It is true, pursuing professional academic work requires one to devote their energies to performing CV- and resume-worthy tasks, especially considering the turbulent market. We are too aware of this. Yet, many of us may see another troubling contradiction—a job shortage exists, but there is not a shortage of problems that we must address—persistent class, racial, gender, and sexual inequality, economic restructuring, war and violence, etc. We also know that there are some individuals who assume we should use our power for “practical purposes”—teaching students “proper” forms of communication, teaching students “proper” history, preparing students to operate in a “competitive and globalizing world.” Sure, teaching these skills are important, but not at the expense of pursuing other lines of inquiry that affect particular groups of people deeply. Who is to say it is not a practical use of our skills to address various forms of inequality when the racial and gender wealth gaps persist? How is it not practical to deploy research and writing skills to confront sexual violence when rape culture remains prevalent and the violence against transgender people remains unacknowledged among the general public amid its rise? Using our knowledge and skills to pursue this line of inquiry may not allow one to always become wealthy, but addressing pressing issues helps expand social, political, economic, and cultural, at the very least. Of course, I am aware that my reflection may reflect a romantic view of knowledge production. Yet, it is tough to express skepticism when Nursing Clio serves as one example of how the demand for public scholars to weigh in on contemporary issues, and to social, cultural, and political direction, is not just desired, but needed.

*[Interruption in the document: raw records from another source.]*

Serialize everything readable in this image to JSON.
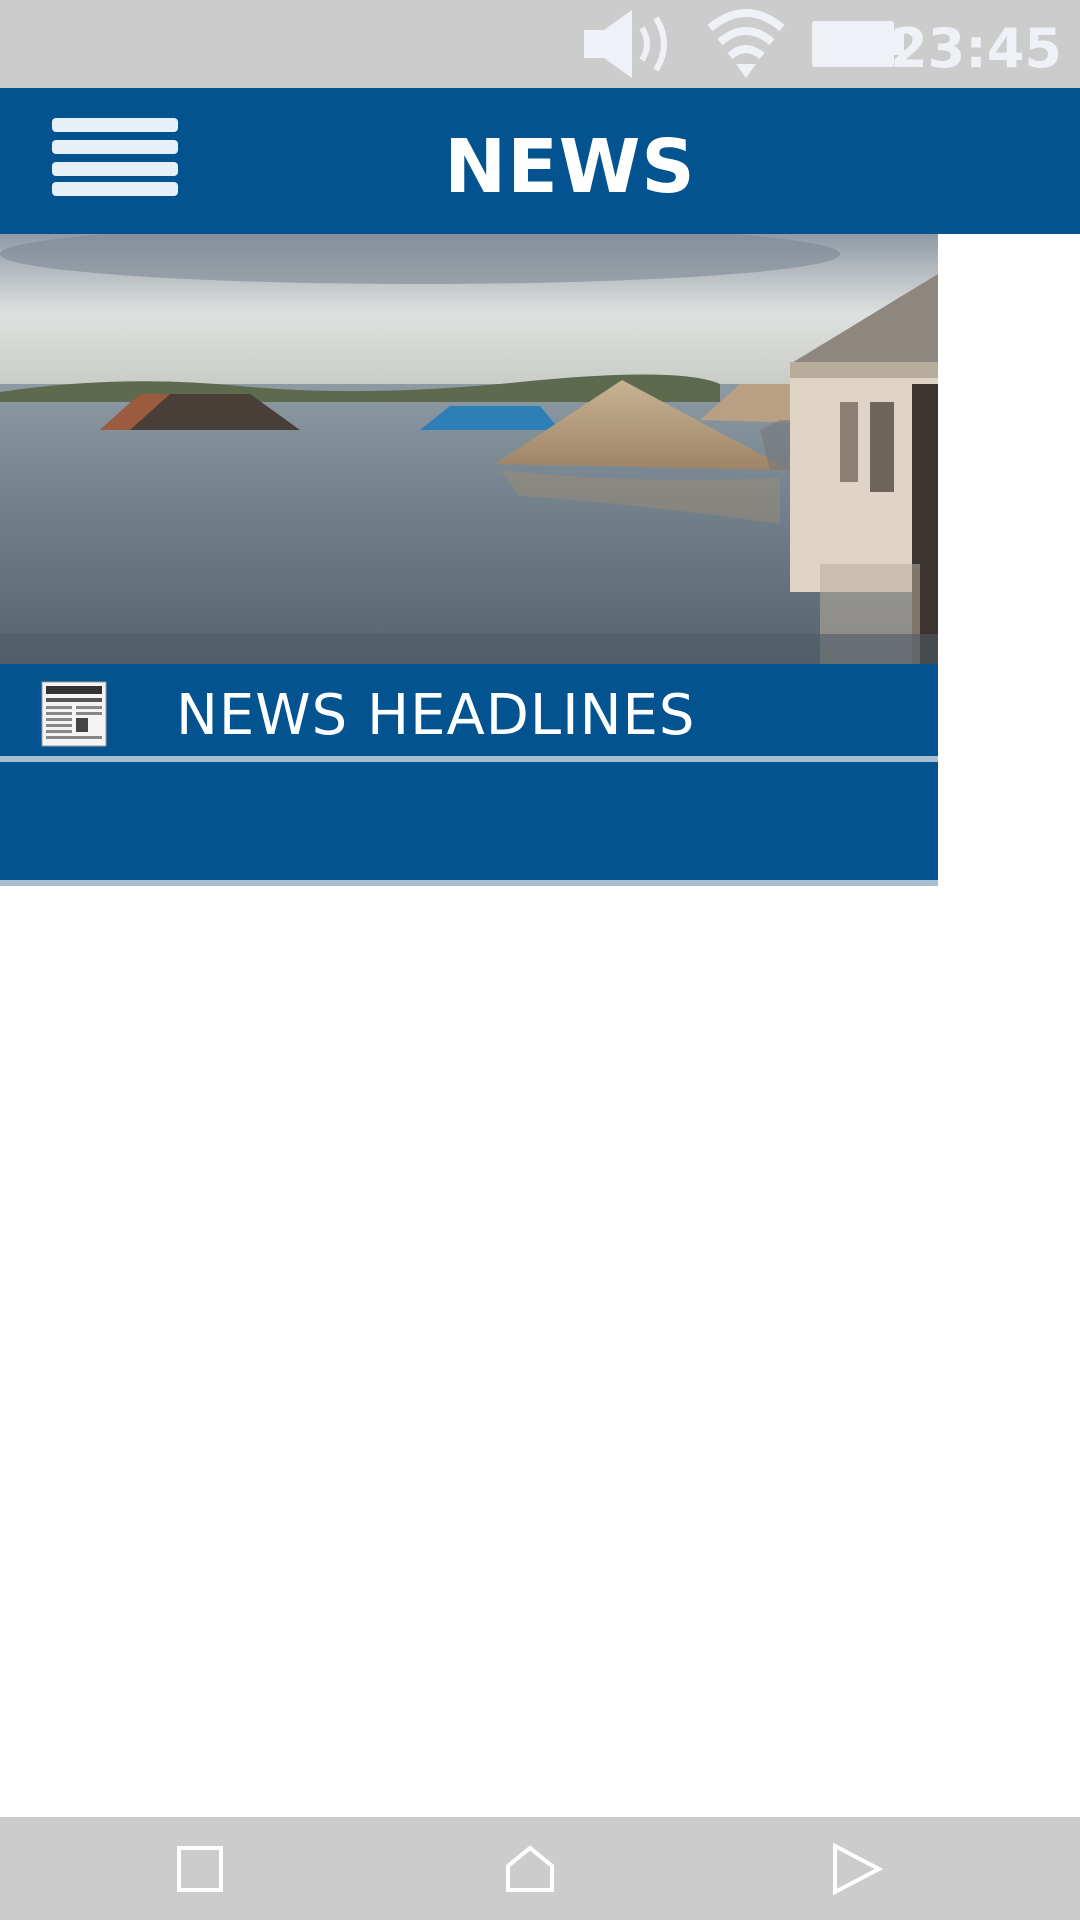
{
  "status_bar": {
    "time": "23:45",
    "icons": [
      "volume-icon",
      "wifi-icon",
      "battery-icon"
    ]
  },
  "app_bar": {
    "title": "NEWS",
    "menu_icon": "hamburger-menu-icon"
  },
  "hero": {
    "description_icon": "flood-photo"
  },
  "menu_items": [
    {
      "label": "NEWS HEADLINES",
      "icon": "newspaper-icon"
    }
  ],
  "nav_bar": {
    "buttons": [
      "recents-square-icon",
      "home-icon",
      "back-triangle-icon"
    ]
  },
  "colors": {
    "primary": "#02538f",
    "status_bar": "#cccccc",
    "divider": "#a9bdd0"
  }
}
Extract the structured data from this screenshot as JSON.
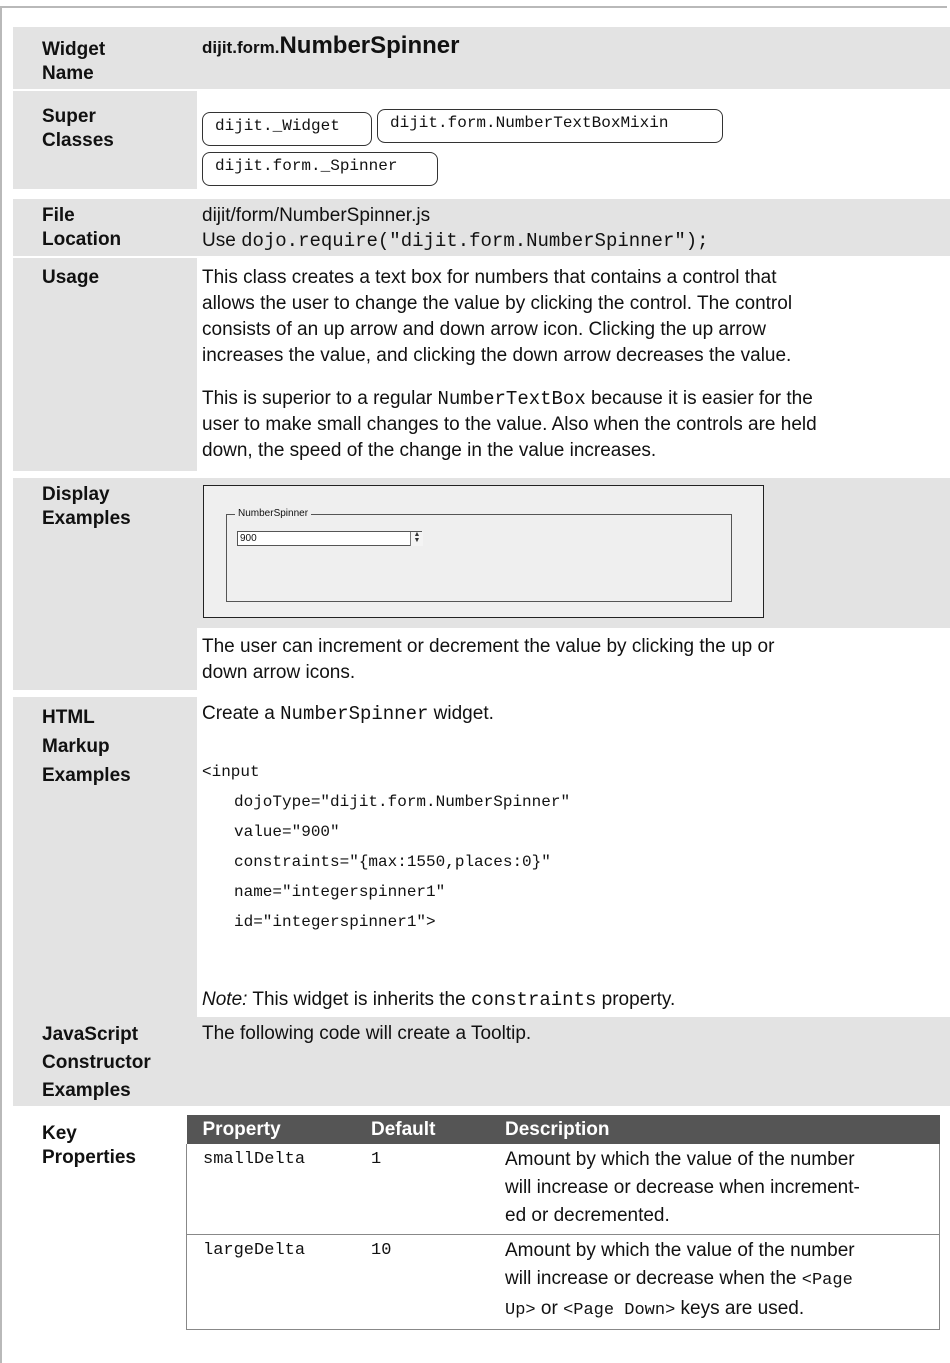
{
  "rows": {
    "widget_name": {
      "label": [
        "Widget",
        "Name"
      ],
      "prefix": "dijit.form.",
      "name": "NumberSpinner"
    },
    "super_classes": {
      "label": [
        "Super",
        "Classes"
      ],
      "classes": [
        "dijit._Widget",
        "dijit.form.NumberTextBoxMixin",
        "dijit.form._Spinner"
      ]
    },
    "file_location": {
      "label": [
        "File",
        "Location"
      ],
      "path": "dijit/form/NumberSpinner.js",
      "use_prefix": "Use ",
      "require": "dojo.require(\"dijit.form.NumberSpinner\");"
    },
    "usage": {
      "label": [
        "Usage"
      ],
      "para1": [
        "This class creates a text box for numbers that contains a control that",
        "allows the user to change the value by clicking the control. The control",
        "consists of an up arrow and down arrow icon. Clicking the up arrow",
        "increases the value, and clicking the down arrow decreases the value."
      ],
      "para2": {
        "a": "This is superior to a regular ",
        "code": "NumberTextBox",
        "b": " because it is easier for the",
        "line2": "user to make small changes to the value. Also when the controls are held",
        "line3": "down, the speed of the change in the value increases."
      }
    },
    "display_examples": {
      "label": [
        "Display",
        "Examples"
      ],
      "legend": "NumberSpinner",
      "input_value": "900",
      "caption": [
        "The user can increment or decrement the value by clicking the up or",
        "down arrow icons."
      ]
    },
    "html_markup": {
      "label": [
        "HTML",
        "Markup",
        "Examples"
      ],
      "intro_a": "Create a ",
      "intro_code": "NumberSpinner",
      "intro_b": " widget.",
      "code": [
        "<input",
        "dojoType=\"dijit.form.NumberSpinner\"",
        "value=\"900\"",
        "constraints=\"{max:1550,places:0}\"",
        "name=\"integerspinner1\"",
        "id=\"integerspinner1\">"
      ],
      "note_label": "Note:",
      "note_a": " This widget is inherits the ",
      "note_code": "constraints",
      "note_b": " property."
    },
    "js_constructor": {
      "label": [
        "JavaScript",
        "Constructor",
        "Examples"
      ],
      "text": "The following code will create a Tooltip."
    },
    "key_properties": {
      "label": [
        "Key",
        "Properties"
      ],
      "headers": [
        "Property",
        "Default",
        "Description"
      ],
      "items": [
        {
          "property": "smallDelta",
          "default": "1",
          "desc": [
            "Amount by which the value of the number",
            "will increase or decrease when increment-",
            "ed or decremented."
          ]
        },
        {
          "property": "largeDelta",
          "default": "10",
          "desc_a": "Amount by which the value of the number",
          "desc_b": "will increase or decrease when the ",
          "code1": "<Page",
          "code2": "Up>",
          "desc_c": " or ",
          "code3": "<Page Down>",
          "desc_d": " keys are used."
        }
      ]
    }
  }
}
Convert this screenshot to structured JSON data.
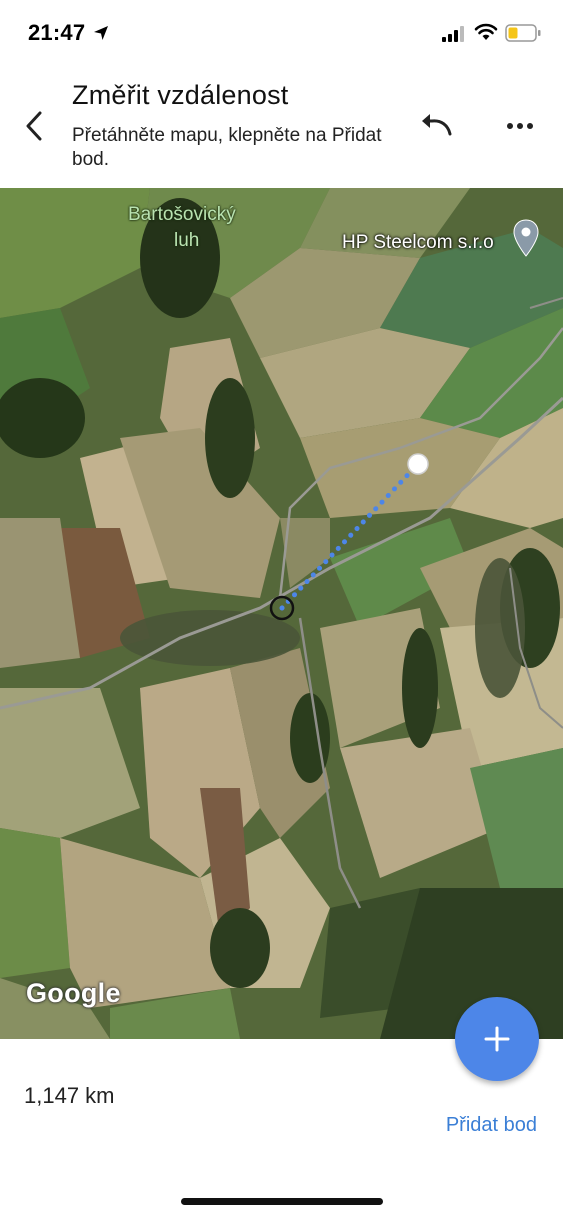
{
  "status_bar": {
    "time": "21:47",
    "icons": [
      "location-arrow-icon",
      "cellular-signal-icon",
      "wifi-icon",
      "battery-icon"
    ],
    "battery_color": "#f5c518"
  },
  "header": {
    "title": "Změřit vzdálenost",
    "subtitle": "Přetáhněte mapu, klepněte na Přidat bod.",
    "back_icon": "chevron-left-icon",
    "undo_icon": "undo-icon",
    "more_icon": "more-horizontal-icon"
  },
  "map": {
    "place_label_line1": "Bartošovický",
    "place_label_line2": "luh",
    "poi_label": "HP Steelcom s.r.o",
    "poi_icon": "map-pin-icon",
    "logo": "Google",
    "measure_line_color": "#4d86e8"
  },
  "bottom": {
    "distance": "1,147 km",
    "add_point_label": "Přidat bod",
    "fab_icon": "plus-icon",
    "accent_color": "#4d86e8"
  }
}
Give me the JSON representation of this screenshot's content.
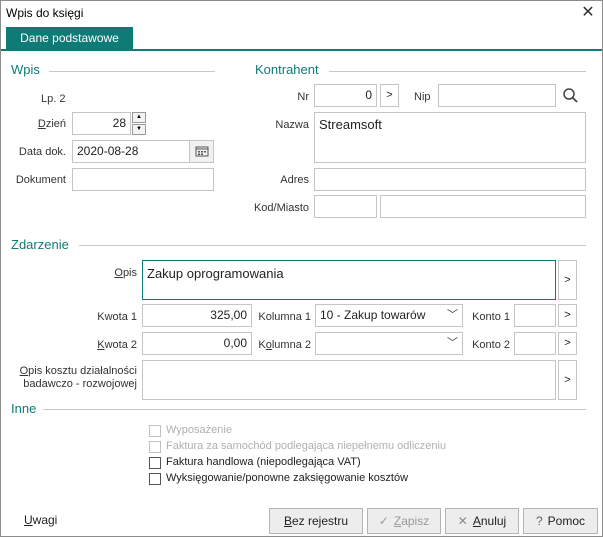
{
  "window": {
    "title": "Wpis do księgi"
  },
  "tabs": [
    {
      "label": "Dane podstawowe"
    }
  ],
  "wpis": {
    "section": "Wpis",
    "lp_label": "Lp.",
    "lp_value": "2",
    "dzien_label_u": "D",
    "dzien_label_rest": "zień",
    "dzien_value": "28",
    "data_label": "Data dok.",
    "data_value": "2020-08-28",
    "dokument_label": "Dokument",
    "dokument_value": ""
  },
  "kontrahent": {
    "section": "Kontrahent",
    "nr_label": "Nr",
    "nr_value": "0",
    "nr_button": ">",
    "nip_label": "Nip",
    "nip_value": "",
    "nazwa_label": "Nazwa",
    "nazwa_value": "Streamsoft",
    "adres_label": "Adres",
    "adres_value": "",
    "kod_label": "Kod/Miasto",
    "kod_value": "",
    "miasto_value": ""
  },
  "zdarzenie": {
    "section": "Zdarzenie",
    "opis_label_u": "O",
    "opis_label_rest": "pis",
    "opis_value": "Zakup oprogramowania",
    "kwota1_label": "Kwota 1",
    "kwota1_value": "325,00",
    "kolumna1_label": "Kolumna 1",
    "kolumna1_value": "10 - Zakup towarów",
    "konto1_label": "Konto 1",
    "konto1_value": "",
    "kwota2_label_u": "K",
    "kwota2_label_rest": "wota 2",
    "kwota2_value": "0,00",
    "kolumna2_label_pre": "K",
    "kolumna2_label_u": "o",
    "kolumna2_label_rest": "lumna 2",
    "kolumna2_value": "",
    "konto2_label": "Konto 2",
    "konto2_value": "",
    "opis_kosztu_label_u": "O",
    "opis_kosztu_label_rest": "pis kosztu działalności",
    "opis_kosztu_label2": "badawczo - rozwojowej",
    "opis_kosztu_value": "",
    "arrow": ">"
  },
  "inne": {
    "section": "Inne",
    "checkboxes": [
      {
        "label": "Wyposażenie",
        "disabled": true
      },
      {
        "label": "Faktura za samochód podlegająca niepełnemu odliczeniu",
        "disabled": true
      },
      {
        "label": "Faktura handlowa (niepodlegająca VAT)",
        "disabled": false
      },
      {
        "label": "Wyksięgowanie/ponowne zaksięgowanie kosztów",
        "disabled": false
      }
    ]
  },
  "footer": {
    "uwagi_u": "U",
    "uwagi_rest": "wagi",
    "bez_rejestru_u": "B",
    "bez_rejestru_rest": "ez rejestru",
    "zapisz_u": "Z",
    "zapisz_rest": "apisz",
    "anuluj_u": "A",
    "anuluj_rest": "nuluj",
    "pomoc": "Pomoc"
  },
  "colors": {
    "accent": "#0f7b76",
    "border": "#c5c5c5"
  }
}
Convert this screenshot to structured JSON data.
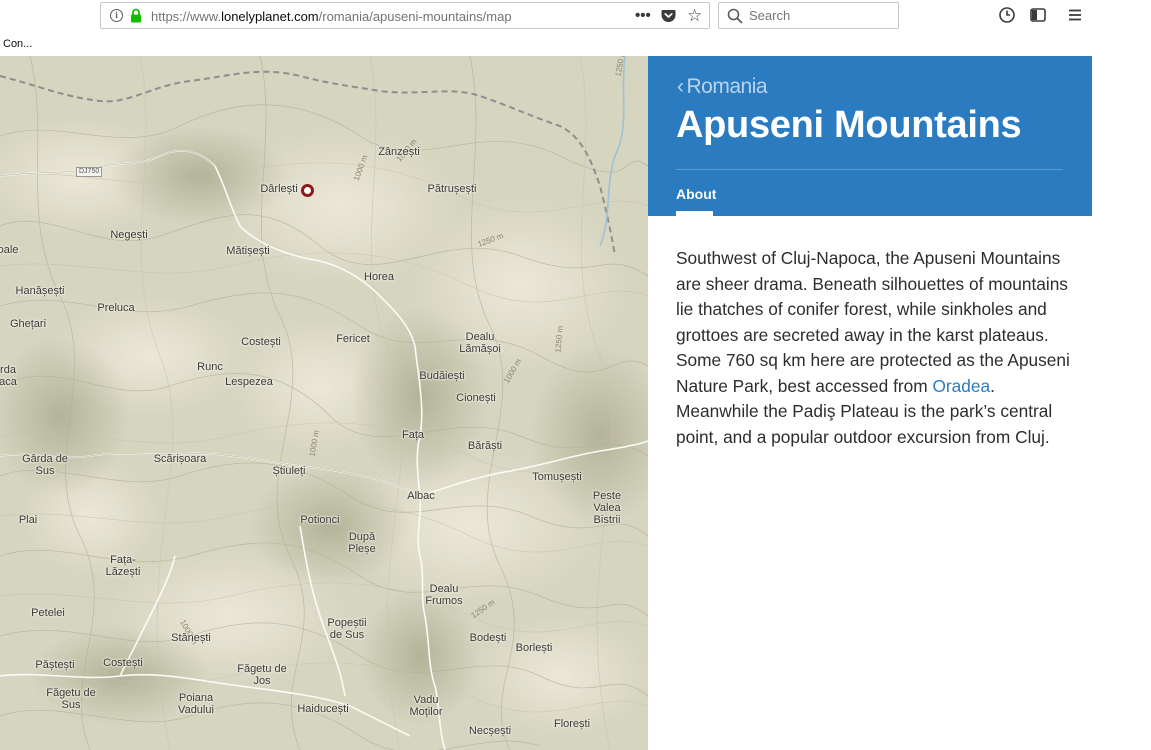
{
  "browser": {
    "url_prefix": "https://www.",
    "url_domain": "lonelyplanet.com",
    "url_path": "/romania/apuseni-mountains/map",
    "more_label": "•••",
    "search_placeholder": "Search",
    "bookmark_label": "Con..."
  },
  "map": {
    "road_label": "DJ750",
    "contour_labels": [
      "1000 m",
      "1000 m",
      "1250 m",
      "1250 m",
      "1250 m",
      "1000 m",
      "1000 m",
      "1250 m",
      "1000 m"
    ],
    "places": [
      "Zânzești",
      "Dârlești",
      "Pătrușești",
      "Negești",
      "Mătișești",
      "oale",
      "Horea",
      "Hanășești",
      "Preluca",
      "Ghețari",
      "Costești",
      "Fericet",
      "Dealu",
      "Lămășoi",
      "Runc",
      "Lespezea",
      "Budăiești",
      "Cionești",
      "rda",
      "aca",
      "Fața",
      "Bărăști",
      "Gârda de",
      "Sus",
      "Scărișoara",
      "Știuleți",
      "Tomușești",
      "Albac",
      "Peste",
      "Valea",
      "Bistrii",
      "Plai",
      "Potionci",
      "După",
      "Pleșe",
      "Fața-",
      "Lăzești",
      "Dealu",
      "Frumos",
      "Petelei",
      "Popeștii",
      "de Sus",
      "Stănești",
      "Bodești",
      "Borlești",
      "Păștești",
      "Costești",
      "Făgetu de",
      "Jos",
      "Făgetu de",
      "Sus",
      "Poiana",
      "Vadului",
      "Haiducești",
      "Vadu",
      "Moților",
      "Necșești",
      "Florești"
    ]
  },
  "panel": {
    "back_label": "Romania",
    "title": "Apuseni Mountains",
    "tab_about": "About",
    "desc_part1": "Southwest of Cluj-Napoca, the Apuseni Mountains are sheer drama. Beneath silhouettes of mountains lie thatches of conifer forest, while sinkholes and grottoes are secreted away in the karst plateaus. Some 760 sq km here are protected as the Apuseni Nature Park, best accessed from ",
    "desc_link": "Oradea",
    "desc_part2": ". Meanwhile the Padiş Plateau is the park’s central point, and a popular outdoor excursion from Cluj."
  },
  "colors": {
    "header_blue": "#2b7bc0",
    "marker_red": "#8b1a1a",
    "map_terrain": "#d8d6c2"
  }
}
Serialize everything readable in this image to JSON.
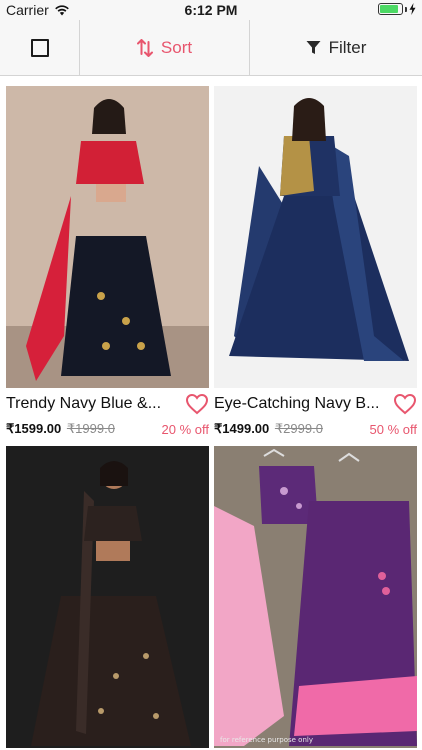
{
  "status_bar": {
    "carrier": "Carrier",
    "time": "6:12 PM",
    "battery_level": 0.85,
    "battery_color": "#4cd964"
  },
  "toolbar": {
    "sort_label": "Sort",
    "filter_label": "Filter",
    "accent_color": "#e8566e"
  },
  "products": [
    {
      "name": "Trendy Navy Blue &...",
      "price": "₹1599.00",
      "mrp": "₹1999.0",
      "discount": "20 % off"
    },
    {
      "name": "Eye-Catching Navy B...",
      "price": "₹1499.00",
      "mrp": "₹2999.0",
      "discount": "50 % off"
    },
    {
      "image_overlay": "for reference purpose only"
    }
  ]
}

 We had around almost 30 contributors in our three years of operation. Only a few of our issues contained writings from the editors. I am grateful for everyone who supported us and contributed their time, effort, writing, and art. I want to take the time to especially thank Darrick Jackson, Aaron Beveridge, John Thrasher, Sara Vera, Jessica Winck, Tony Chinni, Sarah Murr (Stevens), Kathy Long, Trish Laughbaum, Jesi Halter, Erin Bistline, and Jessica Klaeser-Ratcliff, all of whom played crucial roles in founding and sustaining the publication.
 Let’s just leave it at that.
 Our declaration of the left’s death was an interesting way to respond to Bush’s reelection, to say the least. I cannot remember what we even said exactly.